BEWARE, KENTUCKY. That little leprechaun looms. The pristine season, the presumed NCAA championship, the aura of invincibility and every other plaudit being thrown at the so-good-they're-scary Wildcats are all at great risk. There's a proven giant-killer waiting.

Notre Dame's got next.

The Fighting Irish, with a long history of slaying basketball behemoths, stand in Kentucky's path to the Final Four and perhaps the first undefeated season in the college game since Bobby Knight's Indiana squad ran the table 39 years ago. Tonight, Notre Dame gets another chance at bringing down this team of teams, one some feel is invincible - you know, like the 1974 UCLA Bruins, who had their 88-game winning streak stopped by ND.

Double-digit underdogs, the Fighting Irish (32-5) believe they'll take the floor with millions.

"We are America's team tomorrow," coach Mike Brey said yesterday. "And we love it, we certainly will take all that support. We've got a monumental challenge on our hands."

No doubt. David only had one Goliath to deal with. Kentucky's got a half-dozen future NBA first-round draft picks, and the top-seeded Wildcats (37-0) are coming off a jaw-dropping, 39-point win over West Virginia in the semifinals of the NCAA Tournament's Midwest Regional. Kentucky showcased all of its splendor - size, depth, defense, cold-bloodedness - in running the Mountaineers out of Quicken Loans Arena in Cleveland.

But beyond having one of the most efficient offenses in the country, three-point shooters and underrated toughness, the Fighting Irish believe. Big time.

"We have a lot of confidence," guard Jerian Grant said. "We feel they haven't played an offensive team like us. Just go out there and play our game I think we'll be able to get a win."

Notre Dame has knocked off the AP's No. 1 ranked team eight times, most recently in 2012 against Syracuse. And while that won't necessarily help them as they try to tame the Wildcats, the Fighting Irish have faith it can happen again.

West Regional

Arizona guard Gabe York remembers having the ball in his hands, taking a couple of dribbles and failing to get a shot off before time expired.

Wisconsin 64, Arizona 63, in overtime.

The Badgers advanced to the Final Four for the first time under coach Bo Ryan a year ago, and the Wildcats went back to the desert, unable to deliver the same initial appearance for coach Sean Miller.

"They made one more play in overtime than we did," York said yesterday. "That was a crazy, crazy scenario. There were only 2 seconds left and it took them about 15 minutes for those 2 seconds to end."

Now, they're going to do it again.

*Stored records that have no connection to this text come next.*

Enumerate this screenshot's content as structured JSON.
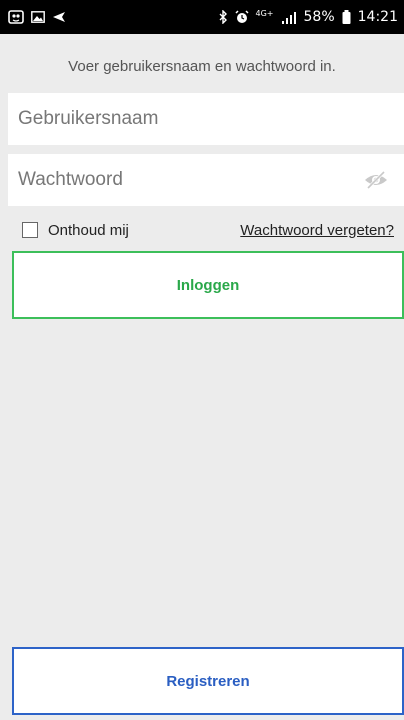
{
  "status_bar": {
    "time": "14:21",
    "battery": "58%",
    "network": "4G+",
    "icons": [
      "notification-icon",
      "image-icon",
      "navigation-icon",
      "bluetooth-icon",
      "alarm-icon",
      "network-4g-icon",
      "signal-icon",
      "battery-icon"
    ]
  },
  "login": {
    "instruction": "Voer gebruikersnaam en wachtwoord in.",
    "username_placeholder": "Gebruikersnaam",
    "password_placeholder": "Wachtwoord",
    "remember_label": "Onthoud mij",
    "remember_checked": false,
    "forgot_link": "Wachtwoord vergeten?",
    "login_button": "Inloggen",
    "register_button": "Registreren"
  },
  "colors": {
    "login_accent": "#3cbf5a",
    "register_accent": "#2d63c8",
    "background": "#ececec"
  }
}
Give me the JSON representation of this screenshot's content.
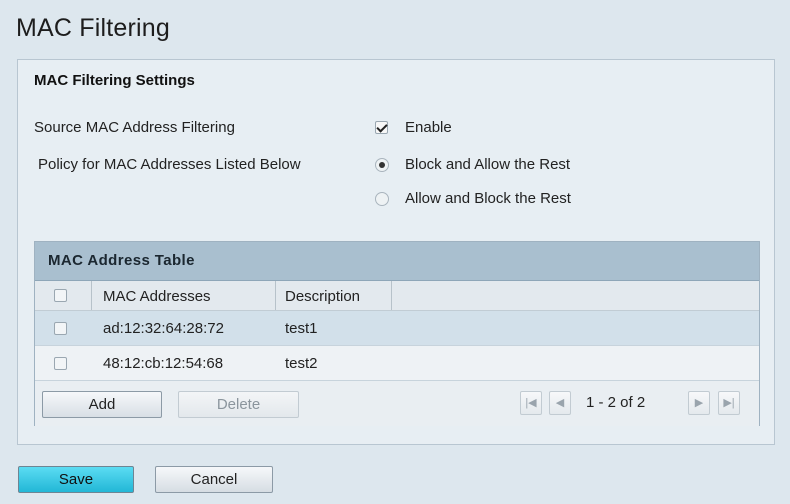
{
  "page": {
    "title": "MAC Filtering"
  },
  "settings": {
    "heading": "MAC Filtering Settings",
    "source_filter_label": "Source MAC Address Filtering",
    "enable_label": "Enable",
    "enable_checked": true,
    "policy_label": "Policy for MAC Addresses Listed Below",
    "policy_options": [
      {
        "label": "Block and Allow the Rest",
        "selected": true
      },
      {
        "label": "Allow and Block the Rest",
        "selected": false
      }
    ]
  },
  "table": {
    "title": "MAC Address Table",
    "columns": [
      "MAC Addresses",
      "Description"
    ],
    "rows": [
      {
        "mac": "ad:12:32:64:28:72",
        "description": "test1"
      },
      {
        "mac": "48:12:cb:12:54:68",
        "description": "test2"
      }
    ],
    "add_label": "Add",
    "delete_label": "Delete",
    "pager": {
      "info": "1 - 2 of 2",
      "first_icon": "|◀",
      "prev_icon": "◀",
      "next_icon": "▶",
      "last_icon": "▶|"
    }
  },
  "actions": {
    "save_label": "Save",
    "cancel_label": "Cancel"
  },
  "colors": {
    "save_button": "#22b7d6",
    "table_header": "#a9bfcf",
    "row_highlight": "#d2e0ea"
  }
}
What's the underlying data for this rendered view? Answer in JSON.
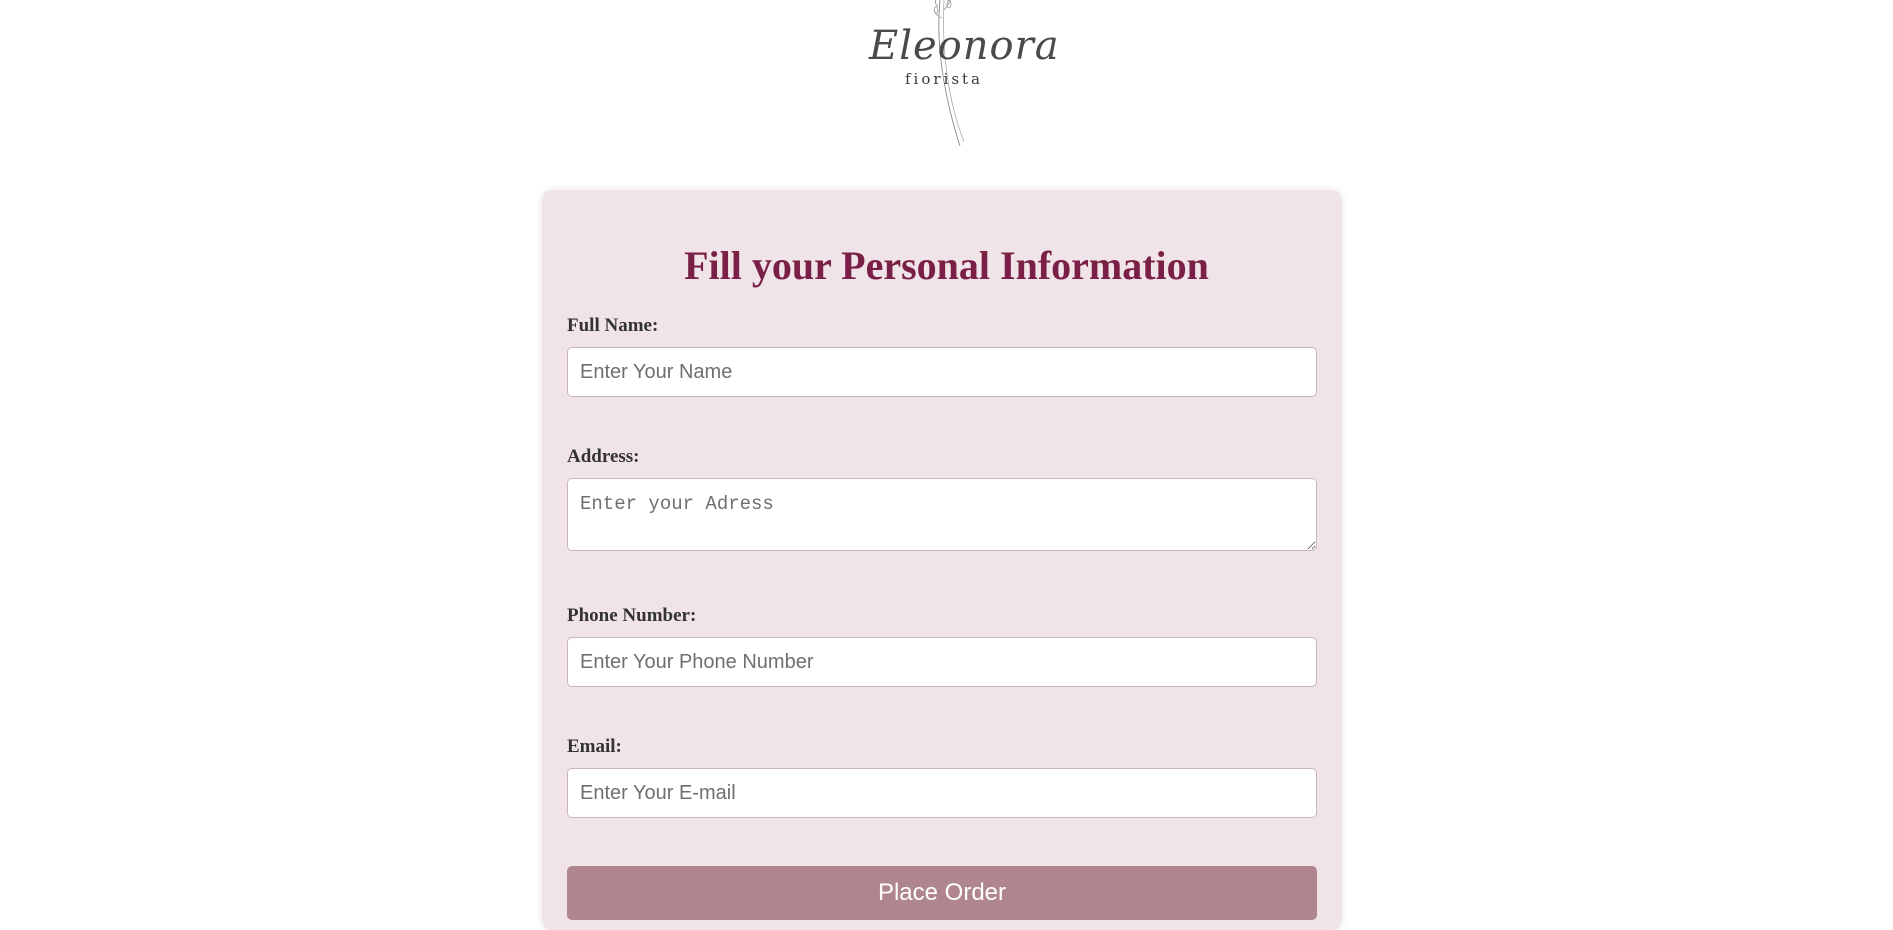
{
  "brand": {
    "logo_script": "Eleonora",
    "logo_subtitle": "fiorista"
  },
  "form": {
    "title": "Fill your Personal Information",
    "fields": {
      "full_name": {
        "label": "Full Name:",
        "placeholder": "Enter Your Name",
        "value": ""
      },
      "address": {
        "label": "Address:",
        "placeholder": "Enter your Adress",
        "value": ""
      },
      "phone": {
        "label": "Phone Number:",
        "placeholder": "Enter Your Phone Number",
        "value": ""
      },
      "email": {
        "label": "Email:",
        "placeholder": "Enter Your E-mail",
        "value": ""
      }
    },
    "submit_label": "Place Order"
  },
  "colors": {
    "card_background": "#f0e4e8",
    "title": "#7a1f45",
    "button": "#b0868e",
    "button_text": "#ffffff"
  }
}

This time, the Badgers (34-3) have moved up from the No. 2 seed to No. 1, led by 7-footer Frank Kaminsky. The Wildcats (34-3) are No. 2, a spot lower than last year, and Pac-12 player of the year Nick Johnson, who launched a desperate shot just after the buzzer, graduated.

The stakes are the same: a trip to Indianapolis awaits the winner of tonight's West Regional title game at Staples Center in Los Angeles.

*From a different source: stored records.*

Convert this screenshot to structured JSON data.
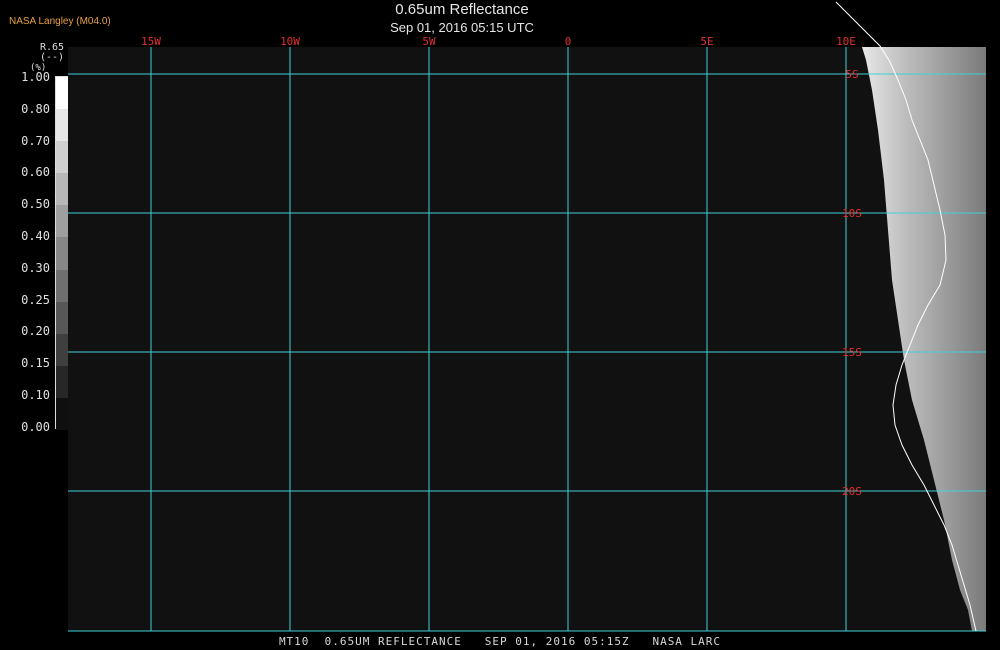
{
  "header": {
    "credit": "NASA Langley (M04.0)",
    "title": "0.65um Reflectance",
    "subtitle": "Sep 01, 2016 05:15 UTC"
  },
  "footer": {
    "text": "MT10  0.65UM REFLECTANCE   SEP 01, 2016 05:15Z   NASA LARC"
  },
  "legend": {
    "label_line1": "R.65",
    "label_line2": "(--)",
    "label_line3": "(%)",
    "ticks": [
      "1.00",
      "0.80",
      "0.70",
      "0.60",
      "0.50",
      "0.40",
      "0.30",
      "0.25",
      "0.20",
      "0.15",
      "0.10",
      "0.00"
    ]
  },
  "map": {
    "lon_labels": [
      "15W",
      "10W",
      "5W",
      "0",
      "5E",
      "10E"
    ],
    "lon_values": [
      -15,
      -10,
      -5,
      0,
      5,
      10
    ],
    "lat_labels": [
      "5S",
      "10S",
      "15S",
      "20S"
    ],
    "lat_values": [
      -5,
      -10,
      -15,
      -20
    ],
    "colors": {
      "grid": "#3fd0d8",
      "labels": "#e03030",
      "ocean": "#111111",
      "coast": "#ffffff"
    }
  }
}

"Obviously, it's icing on the cake that we get to play Wisconsin in the Elite Eight and have a chance to go to the Final Four," York said. "We're extra amped."

Ditto the Badgers, who include title-hungry seniors Kaminsky, Josh Gasser, Traevon Jackson and Duje Dukan.

"We know they've added some pieces, but at the same time we're better than we were this time last year," Kaminsky said. "They're long, they're athletic and they're animals. They're not afraid of anything and they have the ability to get to the lane and go right up through you."

Kaleb Tarczewski scored 12 points and Rondae Hollis-Jefferson had 10 for the Wildcats last year in the relentlessly physical game. In overtime, Arizona had an answer for just about everything Wisconsin did.